— Required action —
The data that follows is to be copied exactly, with each image removed.

※ ※ ※

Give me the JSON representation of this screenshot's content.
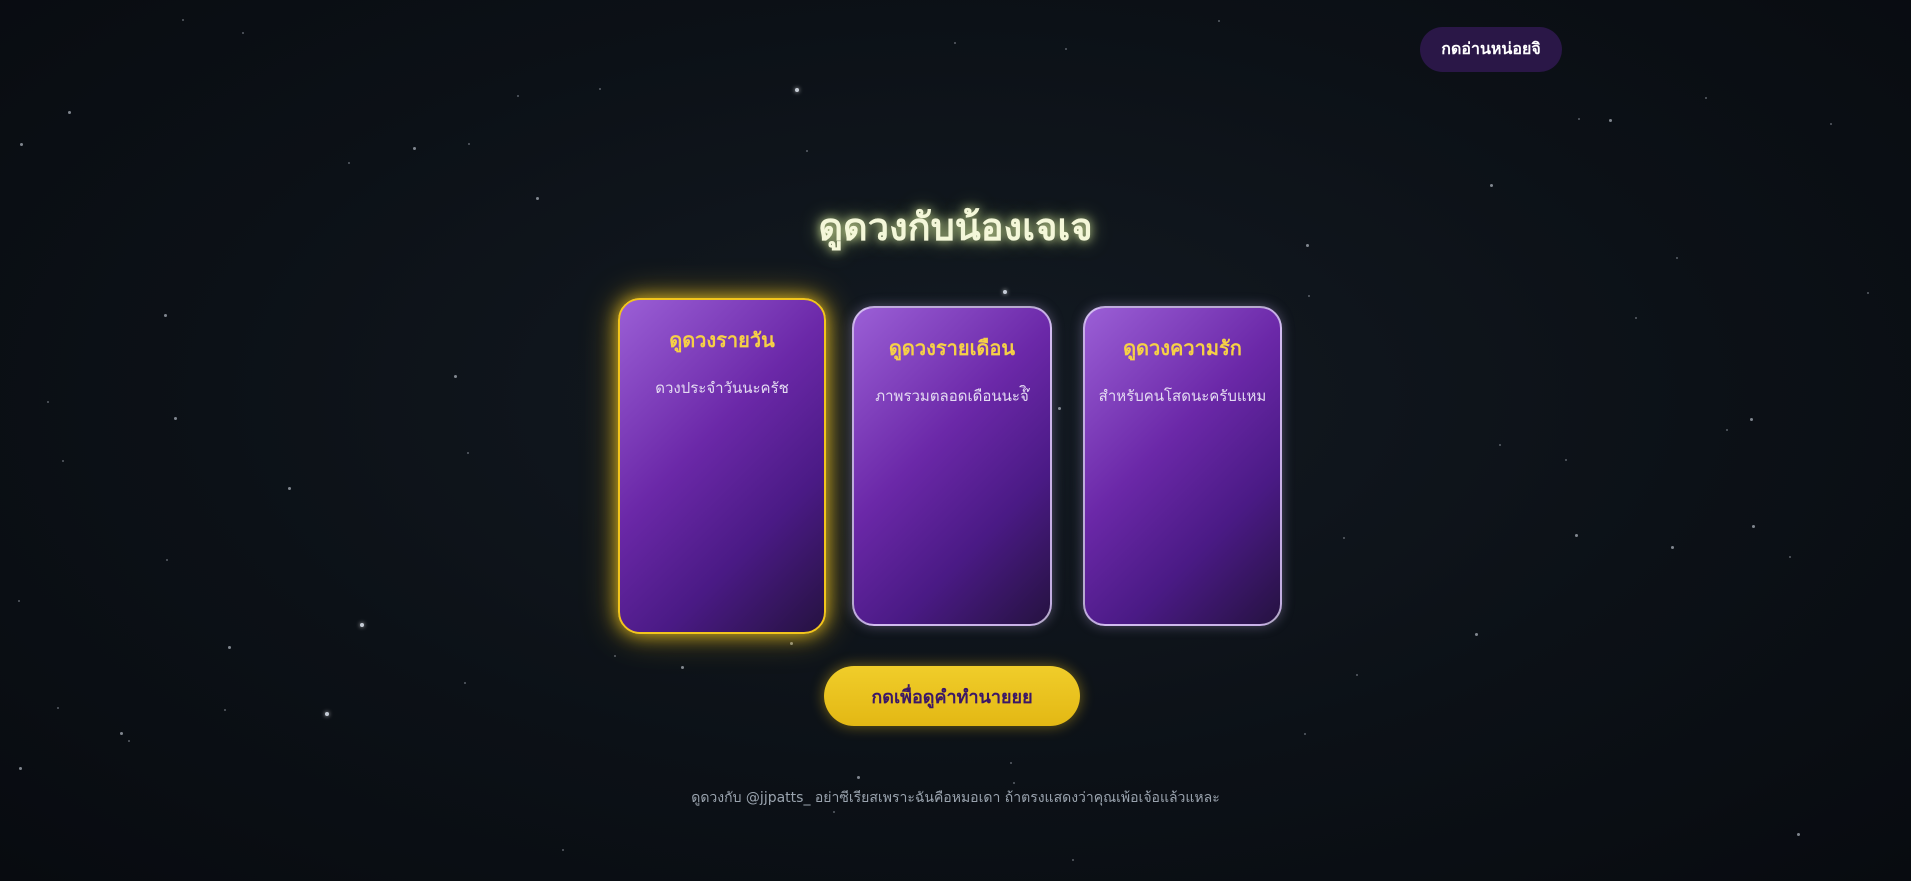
{
  "top_button": {
    "label": "กดอ่านหน่อยจิ"
  },
  "title": "ดูดวงกับน้องเจเจ",
  "cards": [
    {
      "title": "ดูดวงรายวัน",
      "subtitle": "ดวงประจำวันนะครัช",
      "selected": true
    },
    {
      "title": "ดูดวงรายเดือน",
      "subtitle": "ภาพรวมตลอดเดือนนะจ๊ิ",
      "selected": false
    },
    {
      "title": "ดูดวงความรัก",
      "subtitle": "สำหรับคนโสดนะครับแหม",
      "selected": false
    }
  ],
  "cta_button": {
    "label": "กดเพื่อดูคำทำนายยย"
  },
  "footer": "ดูดวงกับ @jjpatts_ อย่าซีเรียสเพราะฉันคือหมอเดา ถ้าตรงแสดงว่าคุณเพ้อเจ้อแล้วแหละ",
  "colors": {
    "accent_gold": "#f2c51d",
    "card_purple": "#6b28a8",
    "title_glow": "#f4f7d9",
    "background": "#0c1117"
  }
}
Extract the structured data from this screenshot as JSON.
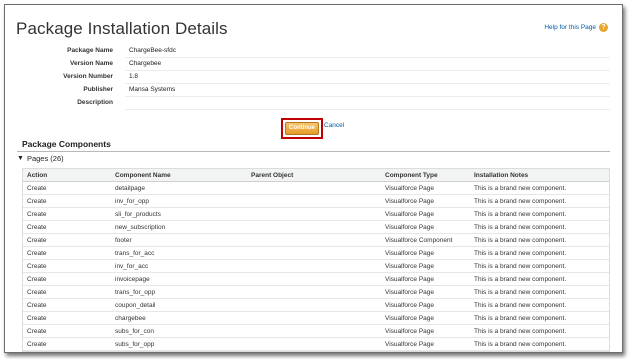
{
  "page": {
    "title": "Package Installation Details",
    "help_link": "Help for this Page"
  },
  "details": [
    {
      "label": "Package Name",
      "value": "ChargeBee-sfdc"
    },
    {
      "label": "Version Name",
      "value": "Chargebee"
    },
    {
      "label": "Version Number",
      "value": "1.8"
    },
    {
      "label": "Publisher",
      "value": "Mansa Systems"
    },
    {
      "label": "Description",
      "value": ""
    }
  ],
  "actions": {
    "continue_label": "Continue",
    "cancel_label": "Cancel"
  },
  "components": {
    "section_title": "Package Components",
    "group_label": "Pages (26)",
    "columns": [
      "Action",
      "Component Name",
      "Parent Object",
      "Component Type",
      "Installation Notes"
    ],
    "rows": [
      [
        "Create",
        "detailpage",
        "",
        "Visualforce Page",
        "This is a brand new component."
      ],
      [
        "Create",
        "inv_for_opp",
        "",
        "Visualforce Page",
        "This is a brand new component."
      ],
      [
        "Create",
        "sli_for_products",
        "",
        "Visualforce Page",
        "This is a brand new component."
      ],
      [
        "Create",
        "new_subscription",
        "",
        "Visualforce Page",
        "This is a brand new component."
      ],
      [
        "Create",
        "footer",
        "",
        "Visualforce Component",
        "This is a brand new component."
      ],
      [
        "Create",
        "trans_for_acc",
        "",
        "Visualforce Page",
        "This is a brand new component."
      ],
      [
        "Create",
        "inv_for_acc",
        "",
        "Visualforce Page",
        "This is a brand new component."
      ],
      [
        "Create",
        "invoicepage",
        "",
        "Visualforce Page",
        "This is a brand new component."
      ],
      [
        "Create",
        "trans_for_opp",
        "",
        "Visualforce Page",
        "This is a brand new component."
      ],
      [
        "Create",
        "coupon_detail",
        "",
        "Visualforce Page",
        "This is a brand new component."
      ],
      [
        "Create",
        "chargebee",
        "",
        "Visualforce Page",
        "This is a brand new component."
      ],
      [
        "Create",
        "subs_for_con",
        "",
        "Visualforce Page",
        "This is a brand new component."
      ],
      [
        "Create",
        "subs_for_opp",
        "",
        "Visualforce Page",
        "This is a brand new component."
      ]
    ]
  }
}
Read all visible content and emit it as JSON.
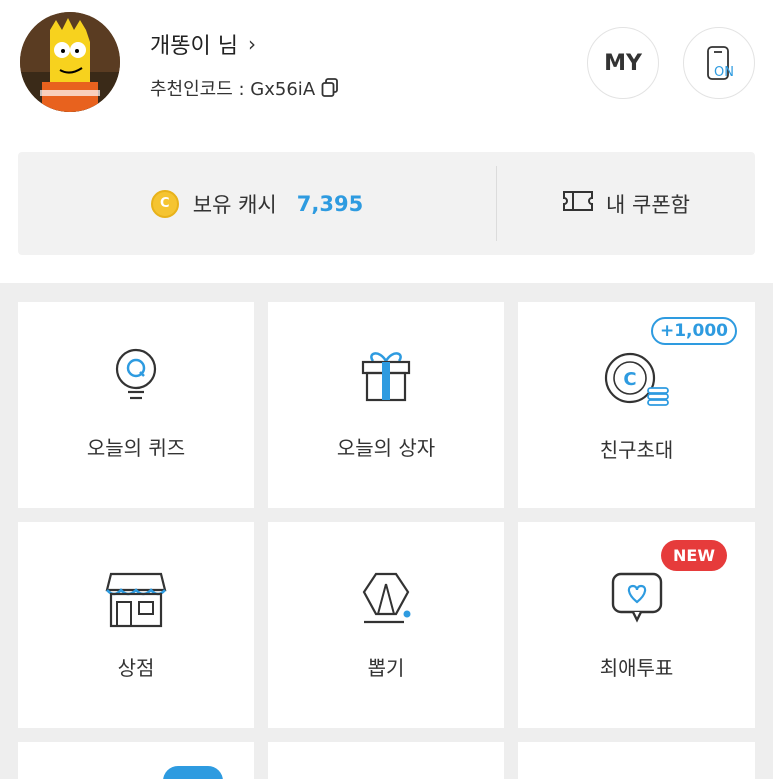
{
  "profile": {
    "name": "개똥이 님",
    "chevron": "›",
    "referral_label": "추천인코드 : Gx56iA",
    "copy_icon": "copy-icon",
    "my_button": "MY",
    "on_button": "ON"
  },
  "cash": {
    "label": "보유 캐시",
    "amount": "7,395",
    "coin_symbol": "C",
    "coupon_label": "내 쿠폰함"
  },
  "tiles": [
    {
      "label": "오늘의 퀴즈",
      "icon": "quiz-bulb-icon"
    },
    {
      "label": "오늘의 상자",
      "icon": "gift-box-icon"
    },
    {
      "label": "친구초대",
      "icon": "coin-stack-icon",
      "badge": "+1,000"
    },
    {
      "label": "상점",
      "icon": "store-icon"
    },
    {
      "label": "뽑기",
      "icon": "gacha-icon"
    },
    {
      "label": "최애투표",
      "icon": "heart-bubble-icon",
      "badge": "NEW"
    }
  ],
  "colors": {
    "accent": "#2e9be0",
    "coin": "#f5c431",
    "new_badge": "#e63b3b",
    "grid_bg": "#eeeeee"
  }
}
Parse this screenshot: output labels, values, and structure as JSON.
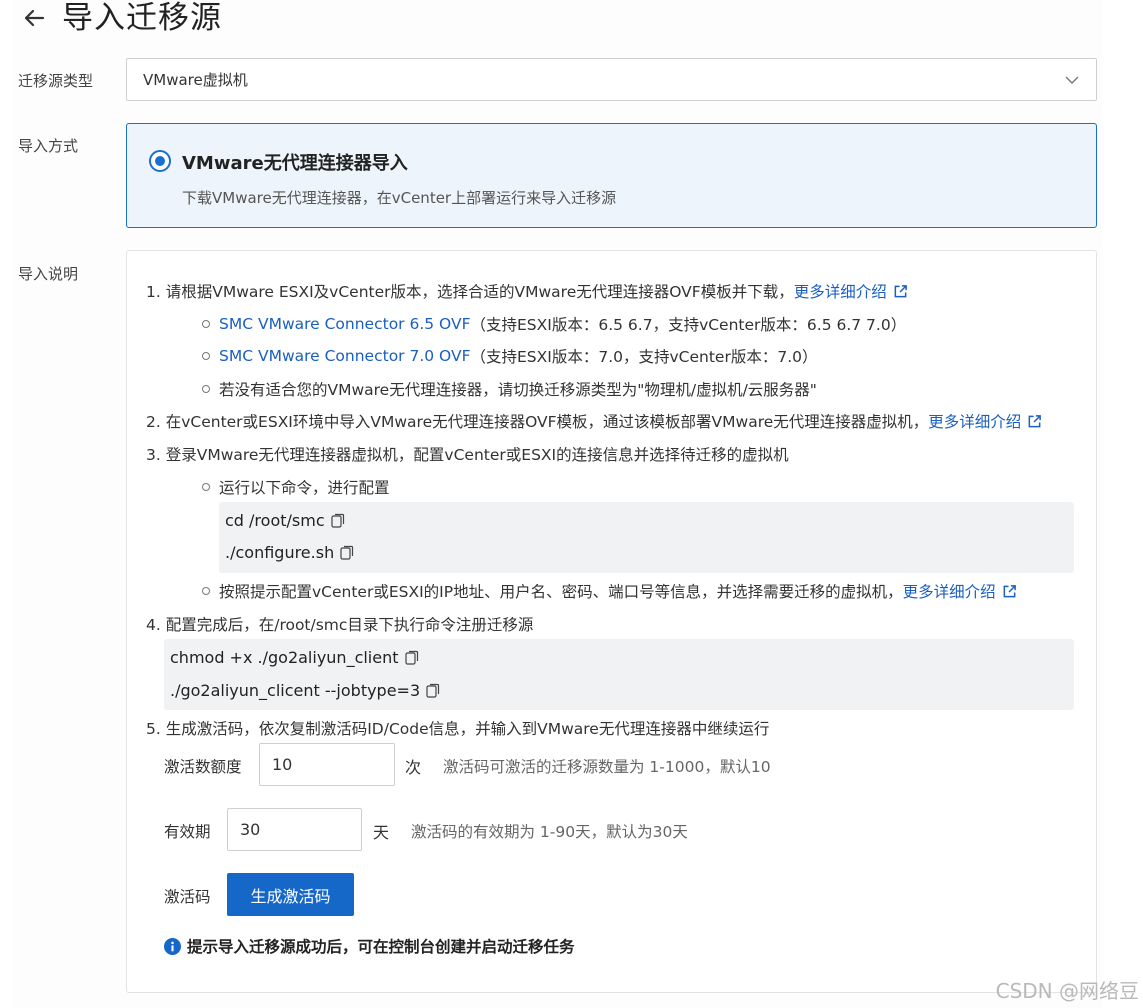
{
  "header": {
    "title": "导入迁移源"
  },
  "source_type": {
    "label": "迁移源类型",
    "value": "VMware虚拟机"
  },
  "import_method": {
    "label": "导入方式",
    "option_title": "VMware无代理连接器导入",
    "option_desc": "下载VMware无代理连接器，在vCenter上部署运行来导入迁移源"
  },
  "instructions": {
    "label": "导入说明",
    "step1": {
      "text": "1. 请根据VMware ESXI及vCenter版本，选择合适的VMware无代理连接器OVF模板并下载，",
      "link": "更多详细介绍"
    },
    "ovf65": {
      "link": "SMC VMware Connector 6.5 OVF",
      "note": "（支持ESXI版本：6.5 6.7，支持vCenter版本：6.5 6.7 7.0）"
    },
    "ovf70": {
      "link": "SMC VMware Connector 7.0 OVF",
      "note": "（支持ESXI版本：7.0，支持vCenter版本：7.0）"
    },
    "no_match": "若没有适合您的VMware无代理连接器，请切换迁移源类型为\"物理机/虚拟机/云服务器\"",
    "step2": {
      "text": "2. 在vCenter或ESXI环境中导入VMware无代理连接器OVF模板，通过该模板部署VMware无代理连接器虚拟机，",
      "link": "更多详细介绍"
    },
    "step3": "3. 登录VMware无代理连接器虚拟机，配置vCenter或ESXI的连接信息并选择待迁移的虚拟机",
    "step3_run": "运行以下命令，进行配置",
    "cmd1": "cd /root/smc",
    "cmd2": "./configure.sh",
    "step3_config": {
      "text": "按照提示配置vCenter或ESXI的IP地址、用户名、密码、端口号等信息，并选择需要迁移的虚拟机，",
      "link": "更多详细介绍"
    },
    "step4": "4. 配置完成后，在/root/smc目录下执行命令注册迁移源",
    "cmd3": "chmod +x ./go2aliyun_client",
    "cmd4": "./go2aliyun_clicent --jobtype=3",
    "step5": "5. 生成激活码，依次复制激活码ID/Code信息，并输入到VMware无代理连接器中继续运行"
  },
  "activation": {
    "quota_label": "激活数额度",
    "quota_value": "10",
    "quota_unit": "次",
    "quota_hint": "激活码可激活的迁移源数量为 1-1000，默认10",
    "validity_label": "有效期",
    "validity_value": "30",
    "validity_unit": "天",
    "validity_hint": "激活码的有效期为 1-90天，默认为30天",
    "code_label": "激活码",
    "generate_button": "生成激活码",
    "tip": "提示导入迁移源成功后，可在控制台创建并启动迁移任务"
  },
  "watermark": "CSDN @网络豆",
  "colors": {
    "primary": "#1567c8",
    "link": "#1a5fc1",
    "selected_bg": "#eef4fb",
    "code_bg": "#f1f2f4"
  },
  "icons": [
    "back-arrow-icon",
    "chevron-down-icon",
    "radio-selected-icon",
    "external-link-icon",
    "copy-icon",
    "info-icon"
  ]
}
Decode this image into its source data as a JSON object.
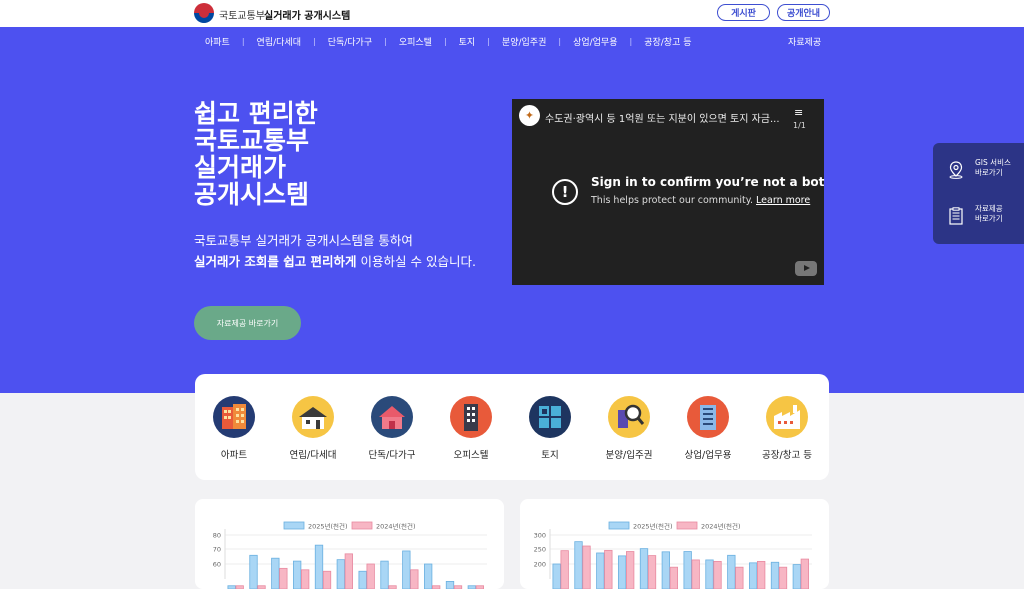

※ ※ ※

— Solution to the exercise —
Give me the JSON representation of this screenshot's content.
{
  "top_button": {
    "label": "กดอ่านหน่อยจิ"
  },
  "title": "ดูดวงกับน้องเจเจ",
  "cards": [
    {
      "title": "ดูดวงรายวัน",
      "subtitle": "ดวงประจำวันนะครัช",
      "selected": true
    },
    {
      "title": "ดูดวงรายเดือน",
      "subtitle": "ภาพรวมตลอดเดือนนะจ๊ิ",
      "selected": false
    },
    {
      "title": "ดูดวงความรัก",
      "subtitle": "สำหรับคนโสดนะครับแหม",
      "selected": false
    }
  ],
  "cta_button": {
    "label": "กดเพื่อดูคำทำนายยย"
  },
  "footer": "ดูดวงกับ @jjpatts_ อย่าซีเรียสเพราะฉันคือหมอเดา ถ้าตรงแสดงว่าคุณเพ้อเจ้อแล้วแหละ",
  "colors": {
    "accent_gold": "#f2c51d",
    "card_purple": "#6b28a8",
    "title_glow": "#f4f7d9",
    "background": "#0c1117"
  }
}
Extract the structured data from this screenshot as JSON.
{
  "page": {
    "title": "Package Installation Details",
    "help_link": "Help for this Page"
  },
  "details": [
    {
      "label": "Package Name",
      "value": "ChargeBee-sfdc"
    },
    {
      "label": "Version Name",
      "value": "Chargebee"
    },
    {
      "label": "Version Number",
      "value": "1.8"
    },
    {
      "label": "Publisher",
      "value": "Mansa Systems"
    },
    {
      "label": "Description",
      "value": ""
    }
  ],
  "actions": {
    "continue_label": "Continue",
    "cancel_label": "Cancel"
  },
  "components": {
    "section_title": "Package Components",
    "group_label": "Pages (26)",
    "columns": [
      "Action",
      "Component Name",
      "Parent Object",
      "Component Type",
      "Installation Notes"
    ],
    "rows": [
      [
        "Create",
        "detailpage",
        "",
        "Visualforce Page",
        "This is a brand new component."
      ],
      [
        "Create",
        "inv_for_opp",
        "",
        "Visualforce Page",
        "This is a brand new component."
      ],
      [
        "Create",
        "sli_for_products",
        "",
        "Visualforce Page",
        "This is a brand new component."
      ],
      [
        "Create",
        "new_subscription",
        "",
        "Visualforce Page",
        "This is a brand new component."
      ],
      [
        "Create",
        "footer",
        "",
        "Visualforce Component",
        "This is a brand new component."
      ],
      [
        "Create",
        "trans_for_acc",
        "",
        "Visualforce Page",
        "This is a brand new component."
      ],
      [
        "Create",
        "inv_for_acc",
        "",
        "Visualforce Page",
        "This is a brand new component."
      ],
      [
        "Create",
        "invoicepage",
        "",
        "Visualforce Page",
        "This is a brand new component."
      ],
      [
        "Create",
        "trans_for_opp",
        "",
        "Visualforce Page",
        "This is a brand new component."
      ],
      [
        "Create",
        "coupon_detail",
        "",
        "Visualforce Page",
        "This is a brand new component."
      ],
      [
        "Create",
        "chargebee",
        "",
        "Visualforce Page",
        "This is a brand new component."
      ],
      [
        "Create",
        "subs_for_con",
        "",
        "Visualforce Page",
        "This is a brand new component."
      ],
      [
        "Create",
        "subs_for_opp",
        "",
        "Visualforce Page",
        "This is a brand new component."
      ]
    ]
  }
}
Read all visible content and emit it as JSON.
{
  "profile": {
    "name": "개똥이 님",
    "chevron": "›",
    "referral_label": "추천인코드 : Gx56iA",
    "copy_icon": "copy-icon",
    "my_button": "MY",
    "on_button": "ON"
  },
  "cash": {
    "label": "보유 캐시",
    "amount": "7,395",
    "coin_symbol": "C",
    "coupon_label": "내 쿠폰함"
  },
  "tiles": [
    {
      "label": "오늘의 퀴즈",
      "icon": "quiz-bulb-icon"
    },
    {
      "label": "오늘의 상자",
      "icon": "gift-box-icon"
    },
    {
      "label": "친구초대",
      "icon": "coin-stack-icon",
      "badge": "+1,000"
    },
    {
      "label": "상점",
      "icon": "store-icon"
    },
    {
      "label": "뽑기",
      "icon": "gacha-icon"
    },
    {
      "label": "최애투표",
      "icon": "heart-bubble-icon",
      "badge": "NEW"
    }
  ],
  "colors": {
    "accent": "#2e9be0",
    "coin": "#f5c431",
    "new_badge": "#e63b3b",
    "grid_bg": "#eeeeee"
  }
}
Parse this screenshot: output labels, values, and structure as JSON.
{
  "header": {
    "title": "导入迁移源"
  },
  "source_type": {
    "label": "迁移源类型",
    "value": "VMware虚拟机"
  },
  "import_method": {
    "label": "导入方式",
    "option_title": "VMware无代理连接器导入",
    "option_desc": "下载VMware无代理连接器，在vCenter上部署运行来导入迁移源"
  },
  "instructions": {
    "label": "导入说明",
    "step1": {
      "text": "1. 请根据VMware ESXI及vCenter版本，选择合适的VMware无代理连接器OVF模板并下载，",
      "link": "更多详细介绍"
    },
    "ovf65": {
      "link": "SMC VMware Connector 6.5 OVF",
      "note": "（支持ESXI版本：6.5 6.7，支持vCenter版本：6.5 6.7 7.0）"
    },
    "ovf70": {
      "link": "SMC VMware Connector 7.0 OVF",
      "note": "（支持ESXI版本：7.0，支持vCenter版本：7.0）"
    },
    "no_match": "若没有适合您的VMware无代理连接器，请切换迁移源类型为\"物理机/虚拟机/云服务器\"",
    "step2": {
      "text": "2. 在vCenter或ESXI环境中导入VMware无代理连接器OVF模板，通过该模板部署VMware无代理连接器虚拟机，",
      "link": "更多详细介绍"
    },
    "step3": "3. 登录VMware无代理连接器虚拟机，配置vCenter或ESXI的连接信息并选择待迁移的虚拟机",
    "step3_run": "运行以下命令，进行配置",
    "cmd1": "cd /root/smc",
    "cmd2": "./configure.sh",
    "step3_config": {
      "text": "按照提示配置vCenter或ESXI的IP地址、用户名、密码、端口号等信息，并选择需要迁移的虚拟机，",
      "link": "更多详细介绍"
    },
    "step4": "4. 配置完成后，在/root/smc目录下执行命令注册迁移源",
    "cmd3": "chmod +x ./go2aliyun_client",
    "cmd4": "./go2aliyun_clicent --jobtype=3",
    "step5": "5. 生成激活码，依次复制激活码ID/Code信息，并输入到VMware无代理连接器中继续运行"
  },
  "activation": {
    "quota_label": "激活数额度",
    "quota_value": "10",
    "quota_unit": "次",
    "quota_hint": "激活码可激活的迁移源数量为 1-1000，默认10",
    "validity_label": "有效期",
    "validity_value": "30",
    "validity_unit": "天",
    "validity_hint": "激活码的有效期为 1-90天，默认为30天",
    "code_label": "激活码",
    "generate_button": "生成激活码",
    "tip": "提示导入迁移源成功后，可在控制台创建并启动迁移任务"
  },
  "watermark": "CSDN @网络豆",
  "colors": {
    "primary": "#1567c8",
    "link": "#1a5fc1",
    "selected_bg": "#eef4fb",
    "code_bg": "#f1f2f4"
  },
  "icons": [
    "back-arrow-icon",
    "chevron-down-icon",
    "radio-selected-icon",
    "external-link-icon",
    "copy-icon",
    "info-icon"
  ]
}
Decode this image into its source data as a JSON object.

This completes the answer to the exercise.